    2. When I was getting my degree in Food Science, many moons ago, they showed us a poster that said "please don't eat the mold". The people with Pretty Heavy Diplomas had discovered "aflatoxins" in peanuts and other things which had some pretty scary health consequences.

      That stuck in my head: it still makes me squirm to cut the spots off cheese and continue eating it..........but I do. ;-) Just about anything else that goes moldy gets thrown out. Your rice is probably fine, but i'd refrigerate it.

      1 Reply
      1. re: applgrl

        At cheese stores, the tshirts say, "the mold is supposed to be there".

      2. rice in general has some sort of bacteria that releases a toxin. when you reheat the rice, you can kill the bacteria, but not the toxin. I may not be explaining it right, but the short answer is that rice is fairly dangerous and is usually the cause of getting sick from a buffet or something. I don't know if the seasoning for sushi rice makes a difference, but my thought is that vinegar might help but sugar may hurt. Anyway, I would definitely keep cooked rice in the refrigerator. or even freeze it.

        4 Replies
        1. re: cocktailhour

          I don't think I have ever got sick from cooked rice left out at room temperature for a few days. The appearance (e.g., is there this certain sticky threads, or change in texture in spots, etc) and smell, if any, has served me sufficiently well over 30-40 years.

          1. re: huiray

            this actual experience is exactly what i appreciate hearing about. thx.

          2. re: cocktailhour

            There is a southeast asian dish, like a dessert, that is fermented sticky rice.

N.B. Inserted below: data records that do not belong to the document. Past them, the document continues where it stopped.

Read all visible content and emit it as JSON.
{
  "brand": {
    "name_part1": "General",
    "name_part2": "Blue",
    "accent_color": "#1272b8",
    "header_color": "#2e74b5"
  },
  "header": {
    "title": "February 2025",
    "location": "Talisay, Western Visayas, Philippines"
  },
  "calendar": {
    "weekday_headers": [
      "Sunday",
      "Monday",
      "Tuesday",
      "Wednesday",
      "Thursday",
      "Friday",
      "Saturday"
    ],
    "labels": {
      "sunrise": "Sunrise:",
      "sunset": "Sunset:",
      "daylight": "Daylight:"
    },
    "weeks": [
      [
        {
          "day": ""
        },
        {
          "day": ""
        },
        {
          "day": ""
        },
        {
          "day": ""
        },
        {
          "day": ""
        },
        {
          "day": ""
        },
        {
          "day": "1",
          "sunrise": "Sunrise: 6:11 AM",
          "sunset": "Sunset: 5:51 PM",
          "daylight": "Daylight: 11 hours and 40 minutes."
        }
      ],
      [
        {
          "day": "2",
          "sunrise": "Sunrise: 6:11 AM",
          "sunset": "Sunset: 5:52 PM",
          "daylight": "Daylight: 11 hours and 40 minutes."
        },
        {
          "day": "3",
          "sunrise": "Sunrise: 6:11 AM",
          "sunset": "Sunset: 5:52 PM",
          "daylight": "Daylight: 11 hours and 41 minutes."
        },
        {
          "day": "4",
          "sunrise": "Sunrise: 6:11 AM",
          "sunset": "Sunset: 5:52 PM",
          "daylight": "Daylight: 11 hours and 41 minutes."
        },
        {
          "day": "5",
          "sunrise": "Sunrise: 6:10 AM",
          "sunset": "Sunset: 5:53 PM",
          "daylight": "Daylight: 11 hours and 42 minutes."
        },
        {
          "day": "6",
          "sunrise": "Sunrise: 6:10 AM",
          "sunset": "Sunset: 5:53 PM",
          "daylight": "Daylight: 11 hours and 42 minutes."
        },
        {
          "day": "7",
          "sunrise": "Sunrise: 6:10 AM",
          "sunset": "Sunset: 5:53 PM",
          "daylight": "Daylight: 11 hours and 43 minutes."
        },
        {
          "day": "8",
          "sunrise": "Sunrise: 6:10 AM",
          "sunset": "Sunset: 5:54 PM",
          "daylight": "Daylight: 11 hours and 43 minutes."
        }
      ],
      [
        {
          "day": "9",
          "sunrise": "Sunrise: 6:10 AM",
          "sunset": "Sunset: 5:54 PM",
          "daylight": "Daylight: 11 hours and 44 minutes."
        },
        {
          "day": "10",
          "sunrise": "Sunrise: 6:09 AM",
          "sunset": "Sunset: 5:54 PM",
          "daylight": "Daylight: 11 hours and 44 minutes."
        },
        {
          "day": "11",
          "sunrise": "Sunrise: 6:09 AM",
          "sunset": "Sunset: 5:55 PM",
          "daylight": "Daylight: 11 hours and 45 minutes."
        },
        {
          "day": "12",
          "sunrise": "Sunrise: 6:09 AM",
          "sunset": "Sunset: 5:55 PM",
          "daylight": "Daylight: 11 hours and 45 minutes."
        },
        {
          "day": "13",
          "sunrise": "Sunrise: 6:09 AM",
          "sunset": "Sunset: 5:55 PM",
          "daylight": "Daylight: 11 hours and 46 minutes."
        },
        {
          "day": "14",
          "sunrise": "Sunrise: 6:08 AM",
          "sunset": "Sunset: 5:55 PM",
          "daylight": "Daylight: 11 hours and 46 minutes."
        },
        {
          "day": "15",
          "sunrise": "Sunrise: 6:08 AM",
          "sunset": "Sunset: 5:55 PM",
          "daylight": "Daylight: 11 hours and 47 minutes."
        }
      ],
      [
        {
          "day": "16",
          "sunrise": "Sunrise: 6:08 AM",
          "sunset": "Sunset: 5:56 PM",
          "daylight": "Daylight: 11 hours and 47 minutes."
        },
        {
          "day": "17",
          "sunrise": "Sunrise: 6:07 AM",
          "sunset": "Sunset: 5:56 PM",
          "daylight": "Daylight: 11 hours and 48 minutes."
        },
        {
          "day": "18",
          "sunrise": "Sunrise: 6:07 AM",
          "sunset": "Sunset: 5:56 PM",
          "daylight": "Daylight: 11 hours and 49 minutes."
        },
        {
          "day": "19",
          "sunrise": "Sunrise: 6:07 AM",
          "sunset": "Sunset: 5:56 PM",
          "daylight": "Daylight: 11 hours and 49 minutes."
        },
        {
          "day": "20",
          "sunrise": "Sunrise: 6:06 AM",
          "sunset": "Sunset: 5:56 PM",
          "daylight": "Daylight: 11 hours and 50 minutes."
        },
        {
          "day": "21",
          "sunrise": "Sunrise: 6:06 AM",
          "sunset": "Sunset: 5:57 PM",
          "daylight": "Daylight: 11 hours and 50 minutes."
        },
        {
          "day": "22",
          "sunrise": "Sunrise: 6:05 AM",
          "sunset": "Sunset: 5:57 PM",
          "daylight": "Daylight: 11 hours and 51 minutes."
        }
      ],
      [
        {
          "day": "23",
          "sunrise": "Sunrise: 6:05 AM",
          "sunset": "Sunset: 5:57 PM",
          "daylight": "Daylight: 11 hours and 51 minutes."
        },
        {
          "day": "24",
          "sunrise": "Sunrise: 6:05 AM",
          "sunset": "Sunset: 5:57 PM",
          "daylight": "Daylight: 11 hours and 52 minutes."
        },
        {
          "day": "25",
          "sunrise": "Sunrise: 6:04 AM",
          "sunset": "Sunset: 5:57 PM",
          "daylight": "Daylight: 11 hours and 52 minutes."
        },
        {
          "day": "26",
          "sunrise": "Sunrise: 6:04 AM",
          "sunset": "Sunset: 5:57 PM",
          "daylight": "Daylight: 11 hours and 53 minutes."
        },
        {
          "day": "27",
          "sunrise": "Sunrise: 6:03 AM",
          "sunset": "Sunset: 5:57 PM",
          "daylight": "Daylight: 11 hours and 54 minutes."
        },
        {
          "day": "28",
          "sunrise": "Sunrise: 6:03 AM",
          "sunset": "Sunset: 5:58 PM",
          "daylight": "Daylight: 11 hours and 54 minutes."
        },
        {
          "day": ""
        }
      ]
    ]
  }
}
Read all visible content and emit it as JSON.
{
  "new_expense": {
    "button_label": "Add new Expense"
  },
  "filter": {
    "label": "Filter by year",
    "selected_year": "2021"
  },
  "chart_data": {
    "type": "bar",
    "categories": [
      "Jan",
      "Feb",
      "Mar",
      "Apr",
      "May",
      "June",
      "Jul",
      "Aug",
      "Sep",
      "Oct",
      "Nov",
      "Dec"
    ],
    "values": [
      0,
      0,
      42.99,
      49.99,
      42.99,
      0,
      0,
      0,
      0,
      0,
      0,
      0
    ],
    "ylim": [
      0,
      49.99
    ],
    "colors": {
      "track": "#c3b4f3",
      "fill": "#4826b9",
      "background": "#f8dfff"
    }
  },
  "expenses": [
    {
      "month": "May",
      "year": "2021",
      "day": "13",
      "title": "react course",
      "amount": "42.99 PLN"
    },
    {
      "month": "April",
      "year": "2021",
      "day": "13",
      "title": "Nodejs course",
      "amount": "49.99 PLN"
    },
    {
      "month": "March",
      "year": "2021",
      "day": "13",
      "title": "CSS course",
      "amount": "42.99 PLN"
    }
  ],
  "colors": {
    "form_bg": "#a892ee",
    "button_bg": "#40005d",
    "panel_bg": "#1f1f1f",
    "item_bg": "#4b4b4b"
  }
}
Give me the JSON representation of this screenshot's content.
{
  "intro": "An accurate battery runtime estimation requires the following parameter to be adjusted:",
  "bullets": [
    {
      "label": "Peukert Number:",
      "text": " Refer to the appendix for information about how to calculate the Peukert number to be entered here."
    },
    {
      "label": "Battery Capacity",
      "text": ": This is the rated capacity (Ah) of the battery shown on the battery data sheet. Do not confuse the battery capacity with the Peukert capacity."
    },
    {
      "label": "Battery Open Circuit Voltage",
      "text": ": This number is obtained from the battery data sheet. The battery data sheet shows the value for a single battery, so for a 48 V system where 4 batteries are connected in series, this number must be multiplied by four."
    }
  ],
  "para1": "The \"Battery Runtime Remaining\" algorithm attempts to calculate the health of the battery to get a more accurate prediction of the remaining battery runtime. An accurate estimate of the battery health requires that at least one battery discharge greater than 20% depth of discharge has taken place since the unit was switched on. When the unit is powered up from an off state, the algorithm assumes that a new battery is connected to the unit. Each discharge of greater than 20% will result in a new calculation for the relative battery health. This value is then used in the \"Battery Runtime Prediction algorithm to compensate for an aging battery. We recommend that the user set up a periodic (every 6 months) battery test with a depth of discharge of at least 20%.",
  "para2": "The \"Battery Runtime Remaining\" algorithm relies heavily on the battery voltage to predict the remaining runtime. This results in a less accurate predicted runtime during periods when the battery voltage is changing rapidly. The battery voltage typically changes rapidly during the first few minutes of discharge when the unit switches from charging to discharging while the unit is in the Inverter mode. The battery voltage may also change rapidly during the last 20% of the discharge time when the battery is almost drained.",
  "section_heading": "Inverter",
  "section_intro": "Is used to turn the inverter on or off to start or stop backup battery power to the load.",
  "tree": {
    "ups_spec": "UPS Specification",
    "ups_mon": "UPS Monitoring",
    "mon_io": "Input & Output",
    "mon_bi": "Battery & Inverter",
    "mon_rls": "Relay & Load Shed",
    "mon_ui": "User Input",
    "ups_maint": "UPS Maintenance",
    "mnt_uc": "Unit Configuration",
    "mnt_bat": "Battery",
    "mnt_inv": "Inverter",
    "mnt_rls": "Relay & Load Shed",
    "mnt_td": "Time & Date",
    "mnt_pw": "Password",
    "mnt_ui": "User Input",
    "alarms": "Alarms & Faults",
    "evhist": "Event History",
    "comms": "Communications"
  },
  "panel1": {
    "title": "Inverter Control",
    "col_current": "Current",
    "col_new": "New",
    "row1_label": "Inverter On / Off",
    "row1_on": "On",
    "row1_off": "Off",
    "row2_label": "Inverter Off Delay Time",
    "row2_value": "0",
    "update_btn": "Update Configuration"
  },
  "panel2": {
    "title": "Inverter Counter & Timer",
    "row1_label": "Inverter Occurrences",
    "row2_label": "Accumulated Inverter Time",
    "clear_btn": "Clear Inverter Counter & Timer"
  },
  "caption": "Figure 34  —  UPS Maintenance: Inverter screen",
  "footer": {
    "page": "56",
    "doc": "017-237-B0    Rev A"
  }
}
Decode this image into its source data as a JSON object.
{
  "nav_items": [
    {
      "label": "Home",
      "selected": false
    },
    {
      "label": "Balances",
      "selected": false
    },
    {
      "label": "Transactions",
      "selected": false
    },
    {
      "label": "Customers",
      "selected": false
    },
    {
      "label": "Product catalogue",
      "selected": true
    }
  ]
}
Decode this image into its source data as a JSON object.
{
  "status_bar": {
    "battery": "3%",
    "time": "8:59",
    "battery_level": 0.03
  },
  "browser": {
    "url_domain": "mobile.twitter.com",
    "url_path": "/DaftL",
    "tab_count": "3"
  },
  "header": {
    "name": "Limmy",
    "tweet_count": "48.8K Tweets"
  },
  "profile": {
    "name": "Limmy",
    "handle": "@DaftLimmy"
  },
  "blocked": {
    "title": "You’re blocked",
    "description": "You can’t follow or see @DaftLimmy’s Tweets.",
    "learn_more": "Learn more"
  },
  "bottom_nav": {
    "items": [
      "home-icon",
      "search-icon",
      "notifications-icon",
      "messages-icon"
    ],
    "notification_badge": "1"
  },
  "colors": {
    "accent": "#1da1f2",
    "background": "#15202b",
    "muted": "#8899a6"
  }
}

In jars, or plastic cups, yum.

            1. re: cocktailhour

              I see sugar as a preservative. It is acidic, for one thing. The best way to keep raw fruits such as strawberries. Not a liability, an asset. Lemonade goes fizzy? a step closer to beer.

            2. A very serious food safety threat is bacillus cereus. Do NOT leave cooked rice out at room temp for more than 4 hours, ever! This is a killer.

              1. FWIW, every staff member of every Japanese restaurant I have ever been in, including myself, have been eating rice that has sat out overnight. Every day. We all take it home and let it sit on the counter and still eat it up to three days after it's made. As far as I know, none of us has ever gotten sick from doing so. I'm not saying it's safe, but I thought I should share my experience. One curious thing I've noticed is that different brands of rice and/or different rice cookers seem to affect the shelf life greatly. I cook some rice at home and the next day it's slimy and gross. I have never been able to figure out why. Sushi rice that has sat out always tasted pretty bad to me, so I don't eat it the next day, but I have heard of restaurants that reheat it and serve it the next day. Of course those are horrible restaurants, but as far as I know they haven't killed anyone. The problem with sushi rice is that it's mixed up after it's cooked. So if it gets contaminated by something the bacteria would grow throughout the rice, whereas if you boil rice in a pot and leave it there any bacteria would have a harder time getting past the surface. Also, my new rice Japanese cooker came with instructions to reheat rice that's left in it. Like I said, I'm not saying it's safe, but I'm probably going to do it for the rest of my life just like everyone else I know unless something happens to me personally to change my mind. I'm sure someone is going to tell me about my imminent demise, but I'm OK for now, and I'll repost if I get sick. So far twenty years of doing the same thing and no problems.

                3 Replies
                1. re: la2tokyo

                  Yes, my Asian friends leave their rice out. I will too, depending on the season. As with my bread, I find rice will mold more quickly in summertime. So I refrigerate it then.

                  1. re: la2tokyo

                    I can not say the same for the Japanese restaurant we own. We refrigerate everything after our day is over. Rice definitely goes into the refrigerator when our door is closed.

                    1. re: vttp926

                      Taking it home was what the poster described.